“Never completely finished in this life.”  The faith journey is ongoing; a sweet adventure, the passage to an eternal life with an infinite God where we will continue to explore the mysteries of faith forever.  This is one my my favorite thoughts to ponder and, yet, it is also a mystery, so I can never wrap my mind around it.  It’s like looking at the night time sky and trying to imagine the universe beyond the stars that we can see: a universe that goes on infinitely; a world without end.

However, I can wrap my mind around people and relationships.  I know that Jesus calls us to have a relationship with Him and to convert and follow Him.  We must turn away from the bad direction we are heading and find the good way.  Faith is the act of believing that there is a good path to follow.  Faith in Jesus believes that He is the Way to eternal life with the Father and that He will strengthen us to walk the right path all the way to its completion in eternity.

During the next few times on this blog, we are going to study some examples from the New Testament of persons who heard Jesus’ call and followed Him.  In other words, they “converted.”

On Friday, we will begin with St. Peter who is mentioned the most in the New Testament after Jesus.  After studying him, we will consider St. Matthew, Bartimaeus, and the Woman at the Well.

There are many conversion stories in the New Testament.  Faith in Jesus changed the lives of:

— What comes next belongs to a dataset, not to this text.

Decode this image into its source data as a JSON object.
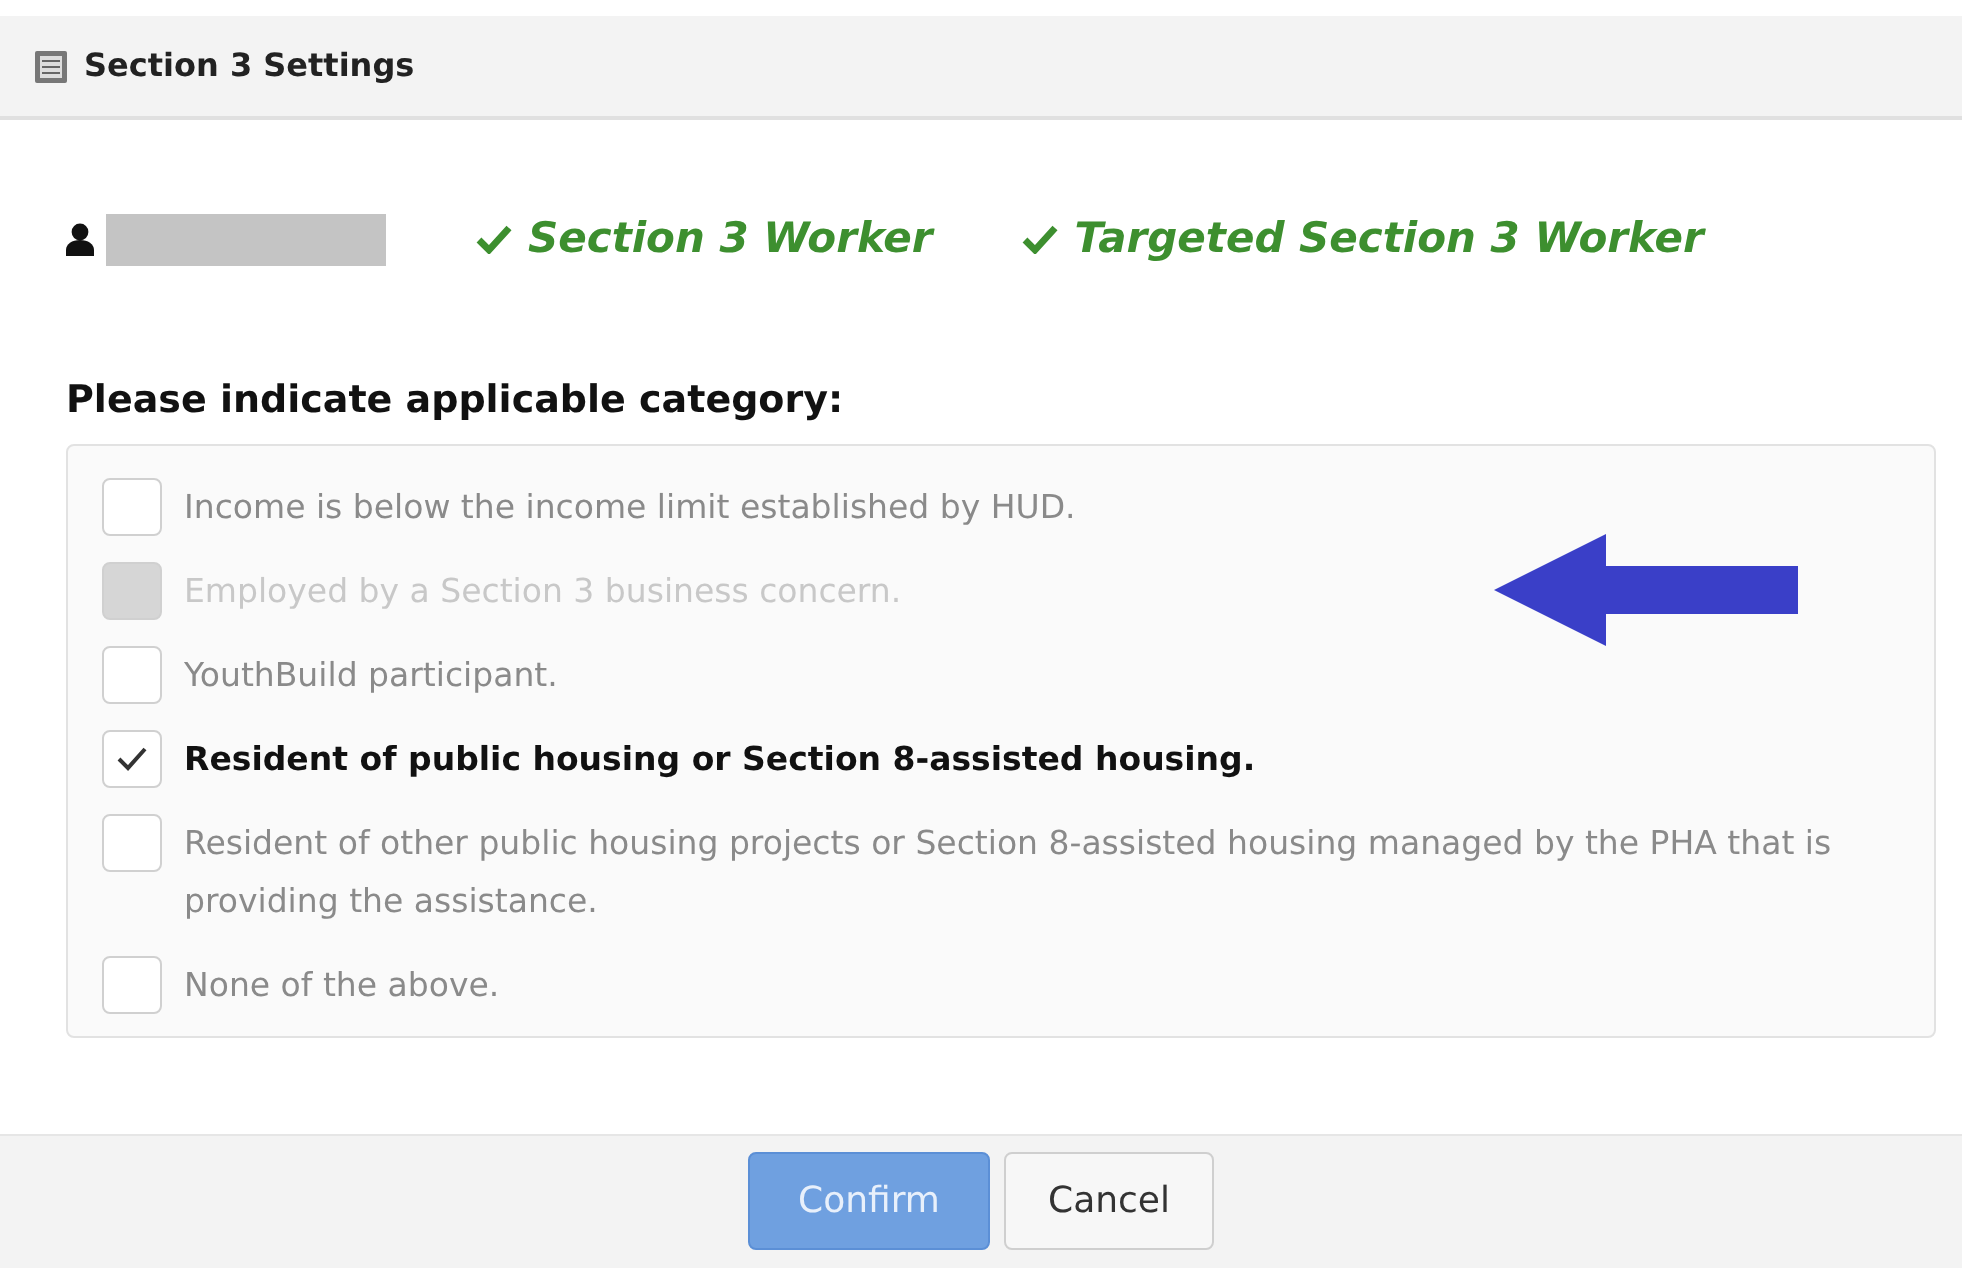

  • Zachaeus  Luke 19: 1-10
  • A man born blind  John 9: 35-38
  • the Ethiopian eunuch  Acts 8: 26-40
  • Saul  Acts 9: 1-22
  • Cornelius  Acts 10: 1-48
  • Lydia  Acts 16: 11-15
  • the jailer in Philippi  Acts 16: 25-34

This week let us pray the 13th century prayer of St. Richard of Whyche.

“O most merciful Redeemer, Friend, and Brother, may I know Thee more clearly; love Thee more dearly, and follow Thee more nearly, day by day.”

100px-Dürer-PetrusNext time:  Simon Peter

Meditation:  How might I be blind to my own faults or sins?


Filed under Catholic, Christian, Easter, Faith, Gospel, Jesus, New Testament, Resurrection, Simon Peter